Usenet is global. There is no way a person is going to know what you are downloading off of a Usenet server but the Usenet provider itself. Your ISP can’t know since the line is encrypted. All they can tell is that you are downloading something. Unless MPAA has ESP or something, they are not going to know what you are downloading either. The only way they could is if they could get the records from the Usenet provider which they couldn’t without having proof which they can’t get. With torrents and P2P, it is easy to get this information to prosecute someone.

Also, Usenet servers “mirror” each other. That also throws a pickel in the mix too.

Here we go again, our “benevolent” guppermint setting the stage to lock up and control as much digital content as it can, thereby regulating the internet. Watch out for diversion techniques, such as the swine-flu “pendemic”, deception like the idiot file sharers above, and just plain out right lies that this guppermint will resort to to achieve its goal.

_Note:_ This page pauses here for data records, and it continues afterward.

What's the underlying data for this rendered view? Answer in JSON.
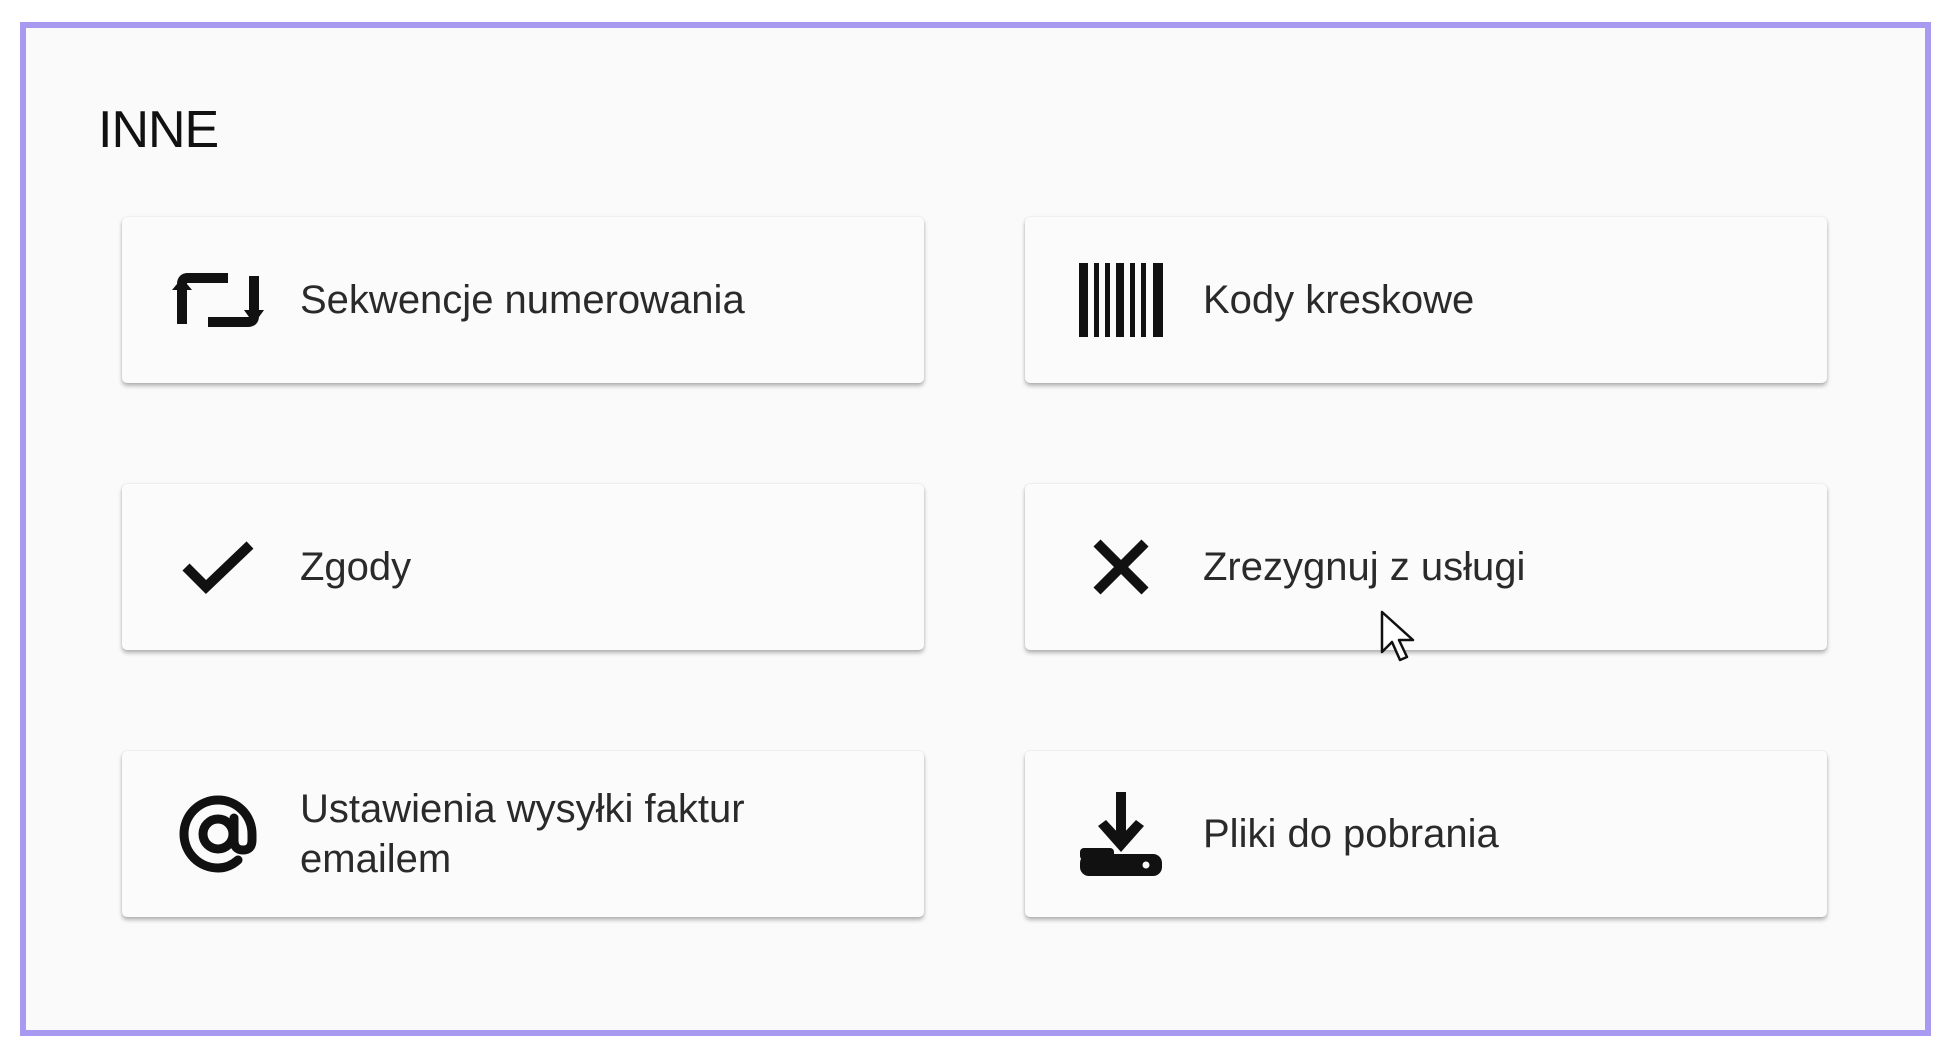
{
  "section": {
    "title": "INNE"
  },
  "cards": [
    {
      "label": "Sekwencje numerowania",
      "icon": "repeat-arrows-icon"
    },
    {
      "label": "Kody kreskowe",
      "icon": "barcode-icon"
    },
    {
      "label": "Zgody",
      "icon": "checkmark-icon"
    },
    {
      "label": "Zrezygnuj z usługi",
      "icon": "close-icon"
    },
    {
      "label": "Ustawienia wysyłki faktur emailem",
      "icon": "at-sign-icon"
    },
    {
      "label": "Pliki do pobrania",
      "icon": "download-icon"
    }
  ],
  "colors": {
    "frame_border": "#a79af0",
    "background": "#fafafa",
    "card": "#fbfbfb",
    "text": "#2a2a2a",
    "icon": "#111111"
  }
}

Hell they might decide file sharing is a hate/terrorist crime and bring in Homeland Security and a whole slew of other guppermint agencies to go after us!

They have claimed file sharing supports terrorism to get Homeland Security into the act. It was made a felony so thet FBI would do their dirty work at taxpayer expense.

Never mind that every study done outside of industry support claims otherwise: http://www.ivir.nl/publicaties/vaneijk/Ups_And_Downs_authorised_translation.pdf

Let’s be serious, to share something you must personally add it to a list of some kind or specify clearly that you want that file shared. Only idiots share personal files or folders. Unfortunately the world is full of idiots.:a

Seems we’ve strayed from the point… P2P programs are just what they are - end of story. As pointed out in the previous comments if one adds all the files from drive, B:, C: , ad infinitum, then it isn’t the programmers fault, it’s the end user.